» What to produce
All of the data that follows should be retyped exactly as it appears.

Web page and app entries:

§

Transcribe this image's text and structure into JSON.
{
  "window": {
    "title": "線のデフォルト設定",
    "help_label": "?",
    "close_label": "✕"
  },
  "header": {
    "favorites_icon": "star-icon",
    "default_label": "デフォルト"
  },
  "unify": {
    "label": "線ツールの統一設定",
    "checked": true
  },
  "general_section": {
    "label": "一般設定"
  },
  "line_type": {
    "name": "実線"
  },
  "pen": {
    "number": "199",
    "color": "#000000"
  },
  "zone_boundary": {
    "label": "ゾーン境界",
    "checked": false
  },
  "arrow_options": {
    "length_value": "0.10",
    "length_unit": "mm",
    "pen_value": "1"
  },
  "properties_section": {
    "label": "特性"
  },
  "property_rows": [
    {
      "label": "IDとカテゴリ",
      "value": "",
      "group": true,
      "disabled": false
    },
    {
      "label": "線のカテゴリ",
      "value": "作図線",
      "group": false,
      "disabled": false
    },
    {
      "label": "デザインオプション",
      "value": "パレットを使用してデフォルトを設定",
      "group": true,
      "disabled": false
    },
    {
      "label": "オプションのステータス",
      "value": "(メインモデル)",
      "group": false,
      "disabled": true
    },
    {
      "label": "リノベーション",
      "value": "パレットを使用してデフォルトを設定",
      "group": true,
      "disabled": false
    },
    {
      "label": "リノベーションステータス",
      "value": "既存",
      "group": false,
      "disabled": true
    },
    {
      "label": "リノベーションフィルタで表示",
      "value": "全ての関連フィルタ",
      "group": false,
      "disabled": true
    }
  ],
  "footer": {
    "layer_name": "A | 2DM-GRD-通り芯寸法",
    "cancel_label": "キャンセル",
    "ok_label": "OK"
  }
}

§

» Exercise result
Transcribe this image's text and structure into JSON.
{
  "window": {
    "title": "線のデフォルト設定",
    "help_label": "?",
    "close_label": "✕"
  },
  "header": {
    "favorites_icon": "star-icon",
    "default_label": "デフォルト"
  },
  "unify": {
    "label": "線ツールの統一設定",
    "checked": true
  },
  "general_section": {
    "label": "一般設定"
  },
  "line_type": {
    "name": "実線"
  },
  "pen": {
    "number": "199",
    "color": "#000000"
  },
  "zone_boundary": {
    "label": "ゾーン境界",
    "checked": false
  },
  "arrow_options": {
    "length_value": "0.10",
    "length_unit": "mm",
    "pen_value": "1"
  },
  "properties_section": {
    "label": "特性"
  },
  "property_rows": [
    {
      "label": "IDとカテゴリ",
      "value": "",
      "group": true,
      "disabled": false
    },
    {
      "label": "線のカテゴリ",
      "value": "作図線",
      "group": false,
      "disabled": false
    },
    {
      "label": "デザインオプション",
      "value": "パレットを使用してデフォルトを設定",
      "group": true,
      "disabled": false
    },
    {
      "label": "オプションのステータス",
      "value": "(メインモデル)",
      "group": false,
      "disabled": true
    },
    {
      "label": "リノベーション",
      "value": "パレットを使用してデフォルトを設定",
      "group": true,
      "disabled": false
    },
    {
      "label": "リノベーションステータス",
      "value": "既存",
      "group": false,
      "disabled": true
    },
    {
      "label": "リノベーションフィルタで表示",
      "value": "全ての関連フィルタ",
      "group": false,
      "disabled": true
    }
  ],
  "footer": {
    "layer_name": "A | 2DM-GRD-通り芯寸法",
    "cancel_label": "キャンセル",
    "ok_label": "OK"
  }
}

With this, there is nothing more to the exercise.